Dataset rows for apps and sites
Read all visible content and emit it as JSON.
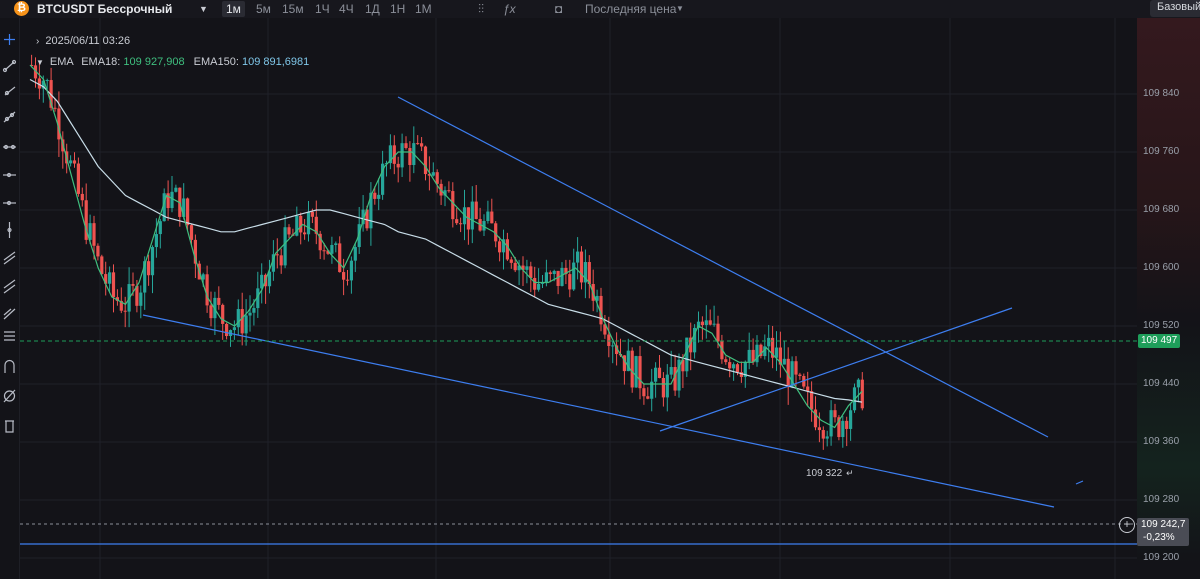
{
  "header": {
    "symbol": "BTCUSDT Бессрочный",
    "timeframes": [
      "1м",
      "5м",
      "15м",
      "1Ч",
      "4Ч",
      "1Д",
      "1Н",
      "1М"
    ],
    "active_timeframe": "1м",
    "price_source": "Последняя цена",
    "mode_button": "Базовый"
  },
  "legend": {
    "datetime": "2025/06/11 03:26",
    "ema_label": "EMA",
    "ema18_label": "EMA18:",
    "ema18_value": "109 927,908",
    "ema150_label": "EMA150:",
    "ema150_value": "109 891,6981"
  },
  "price_axis": {
    "ticks": [
      "109 840",
      "109 760",
      "109 680",
      "109 600",
      "109 520",
      "109 440",
      "109 360",
      "109 280",
      "109 200"
    ],
    "current_price": "109 497",
    "crosshair_price": "109 242,7",
    "crosshair_change": "-0,23%"
  },
  "annotations": {
    "low_label": "109 322"
  },
  "colors": {
    "up": "#26a69a",
    "down": "#ef5350",
    "ema18": "#3fbf7f",
    "ema150": "#c8dde8",
    "trendline": "#3d7ef0",
    "current_price_tag": "#1e9e5a"
  },
  "chart_data": {
    "type": "line",
    "title": "BTCUSDT Бессрочный",
    "xlabel": "",
    "ylabel": "",
    "ylim": [
      109180,
      109900
    ],
    "grid": true,
    "series": [
      {
        "name": "EMA18",
        "values": [
          109880,
          109860,
          109800,
          109730,
          109660,
          109600,
          109560,
          109550,
          109580,
          109640,
          109700,
          109690,
          109620,
          109560,
          109530,
          109520,
          109540,
          109570,
          109620,
          109640,
          109660,
          109650,
          109620,
          109600,
          109640,
          109700,
          109740,
          109760,
          109760,
          109740,
          109710,
          109690,
          109670,
          109660,
          109650,
          109630,
          109600,
          109580,
          109580,
          109590,
          109600,
          109580,
          109530,
          109490,
          109460,
          109440,
          109440,
          109440,
          109480,
          109520,
          109510,
          109480,
          109470,
          109470,
          109490,
          109470,
          109440,
          109410,
          109390,
          109380,
          109410,
          109430
        ]
      },
      {
        "name": "EMA150",
        "values": [
          109860,
          109850,
          109830,
          109800,
          109770,
          109740,
          109720,
          109700,
          109690,
          109680,
          109670,
          109665,
          109660,
          109655,
          109650,
          109650,
          109655,
          109660,
          109665,
          109670,
          109675,
          109680,
          109680,
          109675,
          109670,
          109665,
          109660,
          109650,
          109645,
          109640,
          109630,
          109620,
          109610,
          109600,
          109590,
          109580,
          109570,
          109560,
          109550,
          109545,
          109540,
          109535,
          109530,
          109520,
          109510,
          109500,
          109490,
          109480,
          109475,
          109470,
          109465,
          109460,
          109455,
          109450,
          109445,
          109440,
          109435,
          109430,
          109425,
          109420,
          109418,
          109415
        ]
      }
    ]
  }
}
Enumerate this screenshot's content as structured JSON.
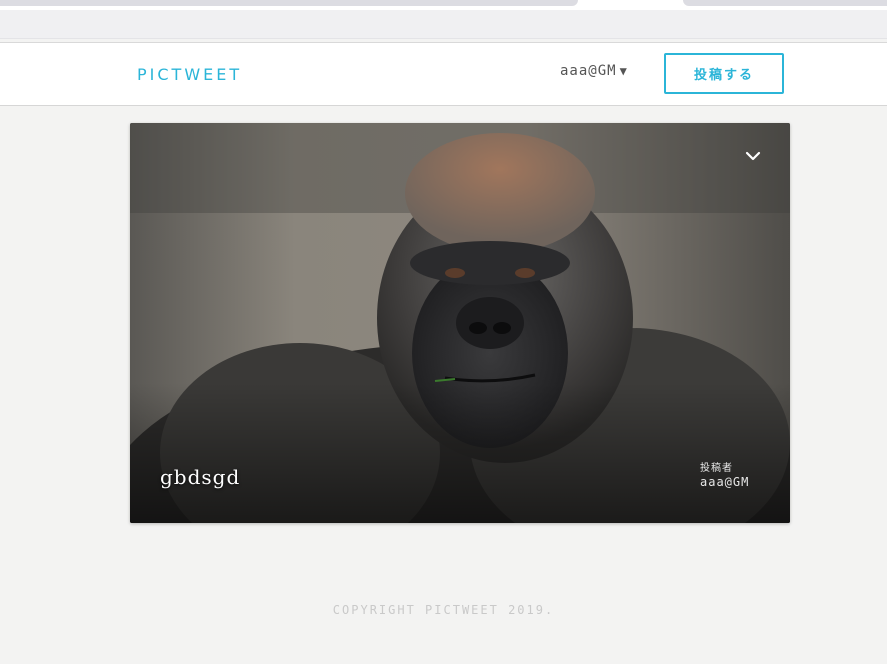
{
  "header": {
    "logo": "pictweet",
    "user_menu_label": "aaa@GM",
    "post_button_label": "投稿する"
  },
  "card": {
    "title": "gbdsgd",
    "author_label": "投稿者",
    "author_name": "aaa@GM",
    "menu_icon": "chevron-down-icon",
    "image": "gorilla-photo"
  },
  "footer": {
    "copyright": "Copyright Pictweet 2019."
  },
  "colors": {
    "accent": "#2bb5d8",
    "page_background": "#f3f3f2",
    "header_background": "#ffffff"
  }
}
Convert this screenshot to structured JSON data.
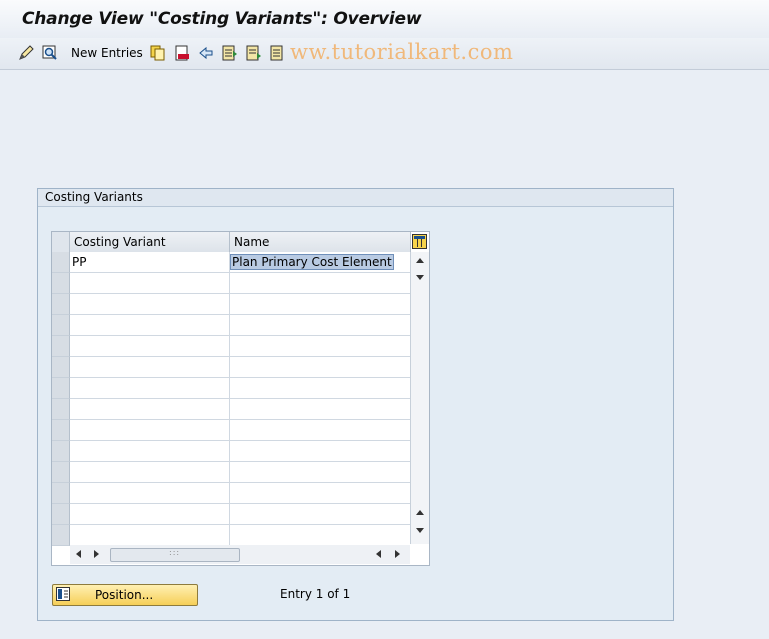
{
  "window": {
    "title": "Change View \"Costing Variants\": Overview"
  },
  "toolbar": {
    "new_entries_label": "New Entries",
    "watermark": "ww.tutorialkart.com",
    "icons": [
      "display-change-icon",
      "find-icon",
      "copy-icon",
      "delete-icon",
      "undo-icon",
      "select-all-icon",
      "select-block-icon",
      "deselect-all-icon"
    ]
  },
  "group": {
    "title": "Costing Variants",
    "table": {
      "columns": [
        "Costing Variant",
        "Name"
      ],
      "rows": [
        [
          "PP",
          "Plan Primary Cost Element"
        ],
        [
          "",
          ""
        ],
        [
          "",
          ""
        ],
        [
          "",
          ""
        ],
        [
          "",
          ""
        ],
        [
          "",
          ""
        ],
        [
          "",
          ""
        ],
        [
          "",
          ""
        ],
        [
          "",
          ""
        ],
        [
          "",
          ""
        ],
        [
          "",
          ""
        ],
        [
          "",
          ""
        ],
        [
          "",
          ""
        ],
        [
          "",
          ""
        ]
      ]
    },
    "position_button_label": "Position...",
    "entry_info": "Entry 1 of 1"
  },
  "colors": {
    "button_accent": "#f6cf58",
    "selection": "#b9cbe3",
    "watermark": "#f0b87a"
  }
}
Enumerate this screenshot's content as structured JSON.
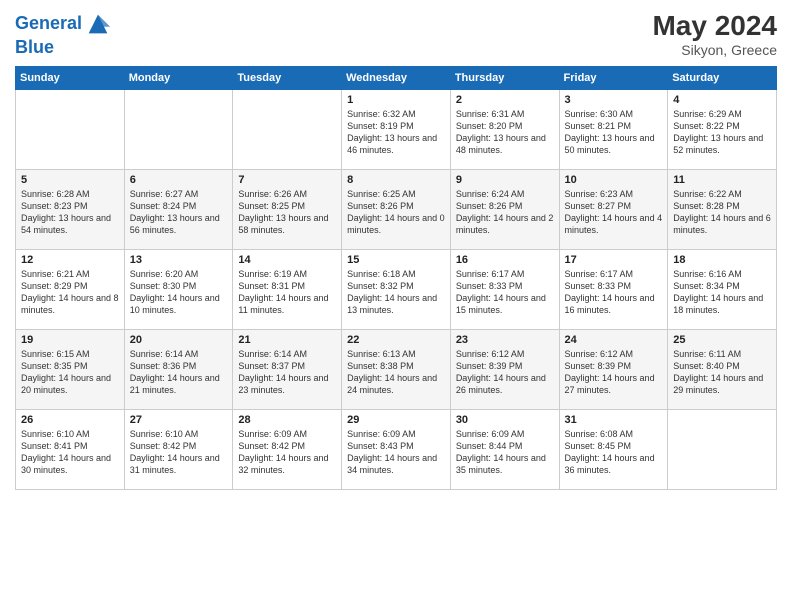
{
  "logo": {
    "line1": "General",
    "line2": "Blue"
  },
  "title": {
    "month_year": "May 2024",
    "location": "Sikyon, Greece"
  },
  "weekdays": [
    "Sunday",
    "Monday",
    "Tuesday",
    "Wednesday",
    "Thursday",
    "Friday",
    "Saturday"
  ],
  "weeks": [
    [
      {
        "day": "",
        "info": ""
      },
      {
        "day": "",
        "info": ""
      },
      {
        "day": "",
        "info": ""
      },
      {
        "day": "1",
        "info": "Sunrise: 6:32 AM\nSunset: 8:19 PM\nDaylight: 13 hours and 46 minutes."
      },
      {
        "day": "2",
        "info": "Sunrise: 6:31 AM\nSunset: 8:20 PM\nDaylight: 13 hours and 48 minutes."
      },
      {
        "day": "3",
        "info": "Sunrise: 6:30 AM\nSunset: 8:21 PM\nDaylight: 13 hours and 50 minutes."
      },
      {
        "day": "4",
        "info": "Sunrise: 6:29 AM\nSunset: 8:22 PM\nDaylight: 13 hours and 52 minutes."
      }
    ],
    [
      {
        "day": "5",
        "info": "Sunrise: 6:28 AM\nSunset: 8:23 PM\nDaylight: 13 hours and 54 minutes."
      },
      {
        "day": "6",
        "info": "Sunrise: 6:27 AM\nSunset: 8:24 PM\nDaylight: 13 hours and 56 minutes."
      },
      {
        "day": "7",
        "info": "Sunrise: 6:26 AM\nSunset: 8:25 PM\nDaylight: 13 hours and 58 minutes."
      },
      {
        "day": "8",
        "info": "Sunrise: 6:25 AM\nSunset: 8:26 PM\nDaylight: 14 hours and 0 minutes."
      },
      {
        "day": "9",
        "info": "Sunrise: 6:24 AM\nSunset: 8:26 PM\nDaylight: 14 hours and 2 minutes."
      },
      {
        "day": "10",
        "info": "Sunrise: 6:23 AM\nSunset: 8:27 PM\nDaylight: 14 hours and 4 minutes."
      },
      {
        "day": "11",
        "info": "Sunrise: 6:22 AM\nSunset: 8:28 PM\nDaylight: 14 hours and 6 minutes."
      }
    ],
    [
      {
        "day": "12",
        "info": "Sunrise: 6:21 AM\nSunset: 8:29 PM\nDaylight: 14 hours and 8 minutes."
      },
      {
        "day": "13",
        "info": "Sunrise: 6:20 AM\nSunset: 8:30 PM\nDaylight: 14 hours and 10 minutes."
      },
      {
        "day": "14",
        "info": "Sunrise: 6:19 AM\nSunset: 8:31 PM\nDaylight: 14 hours and 11 minutes."
      },
      {
        "day": "15",
        "info": "Sunrise: 6:18 AM\nSunset: 8:32 PM\nDaylight: 14 hours and 13 minutes."
      },
      {
        "day": "16",
        "info": "Sunrise: 6:17 AM\nSunset: 8:33 PM\nDaylight: 14 hours and 15 minutes."
      },
      {
        "day": "17",
        "info": "Sunrise: 6:17 AM\nSunset: 8:33 PM\nDaylight: 14 hours and 16 minutes."
      },
      {
        "day": "18",
        "info": "Sunrise: 6:16 AM\nSunset: 8:34 PM\nDaylight: 14 hours and 18 minutes."
      }
    ],
    [
      {
        "day": "19",
        "info": "Sunrise: 6:15 AM\nSunset: 8:35 PM\nDaylight: 14 hours and 20 minutes."
      },
      {
        "day": "20",
        "info": "Sunrise: 6:14 AM\nSunset: 8:36 PM\nDaylight: 14 hours and 21 minutes."
      },
      {
        "day": "21",
        "info": "Sunrise: 6:14 AM\nSunset: 8:37 PM\nDaylight: 14 hours and 23 minutes."
      },
      {
        "day": "22",
        "info": "Sunrise: 6:13 AM\nSunset: 8:38 PM\nDaylight: 14 hours and 24 minutes."
      },
      {
        "day": "23",
        "info": "Sunrise: 6:12 AM\nSunset: 8:39 PM\nDaylight: 14 hours and 26 minutes."
      },
      {
        "day": "24",
        "info": "Sunrise: 6:12 AM\nSunset: 8:39 PM\nDaylight: 14 hours and 27 minutes."
      },
      {
        "day": "25",
        "info": "Sunrise: 6:11 AM\nSunset: 8:40 PM\nDaylight: 14 hours and 29 minutes."
      }
    ],
    [
      {
        "day": "26",
        "info": "Sunrise: 6:10 AM\nSunset: 8:41 PM\nDaylight: 14 hours and 30 minutes."
      },
      {
        "day": "27",
        "info": "Sunrise: 6:10 AM\nSunset: 8:42 PM\nDaylight: 14 hours and 31 minutes."
      },
      {
        "day": "28",
        "info": "Sunrise: 6:09 AM\nSunset: 8:42 PM\nDaylight: 14 hours and 32 minutes."
      },
      {
        "day": "29",
        "info": "Sunrise: 6:09 AM\nSunset: 8:43 PM\nDaylight: 14 hours and 34 minutes."
      },
      {
        "day": "30",
        "info": "Sunrise: 6:09 AM\nSunset: 8:44 PM\nDaylight: 14 hours and 35 minutes."
      },
      {
        "day": "31",
        "info": "Sunrise: 6:08 AM\nSunset: 8:45 PM\nDaylight: 14 hours and 36 minutes."
      },
      {
        "day": "",
        "info": ""
      }
    ]
  ]
}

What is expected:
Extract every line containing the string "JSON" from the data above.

Answer to this task:
Read all visible content and emit it as JSON.
Enumerate this screenshot's content as structured JSON.
Convert this screenshot to structured JSON data.
Enumerate this screenshot's content as structured JSON.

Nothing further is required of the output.